Power of PVD
California Faucets currently offers an industry-leading 14 finishes in PVD, the most durable finish available today. And the list is growing. The PVD finishes currently available are:
Note: Due to the nature of photography and printing, these photos may not fully represent the true qualities of the actual finishes and should only be considered as guides. To experience the unique richness of California Faucets finishes, we recommend that you visit a showroom. For the location of a select showroom near you click here.
What exactly is PVD?
PVD (Physical Vapor Deposition) uses a state-of-the-art process that molecularly bonds the finish to the faucet, creating a super-hard surface that is by far the most durable available today. Products with a PVD finish will not corrode, discolor, or tarnish. Even high wear and tear items like handles or pop-up drains.
These cutting edge finishes are so effective, we guarantee them for life against tarnishing, PVD has proven resistant to over 100 cleaning products and can withstand many harsh environmental factors such as salt air and hard water.
Don't get too "techie" with me, but how do you make a PVD finish?
Chrome-plated parts are cleaned to remove polished compounds, grease, oil or fingerprints prior to loading into a vacuum chamber. Once a low vacuum is achieved, the parts are cleaned on a molecular level using gas ions. Next, an electrical arc is used to evaporate metal from a solid metal target. Depending on the process, different pure metal targets are used. The metal vapor is immediately ionized (given a positive charge) and accelerated to the negatively charged parts (faucets). Result: The metal is molecularly bonded to the faucet parts and forms a thin, highly adhered metallic layer.

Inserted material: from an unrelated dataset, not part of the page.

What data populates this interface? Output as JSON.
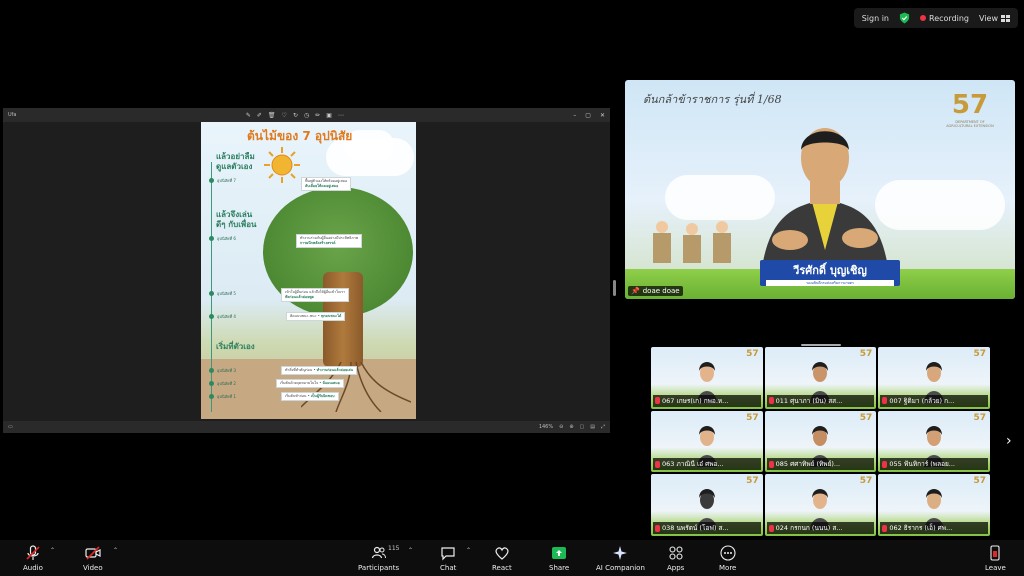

During the metal deposition cycle, various gases are introduced and reacted with the metallic layer. The combination of the metal and gas produces various colors depending on the metal and gas used. The final deposited layer, or color layer, is extremely durable and highly brilliant in color.
What does a PVD machine look like?
Glad you asked. Here it is: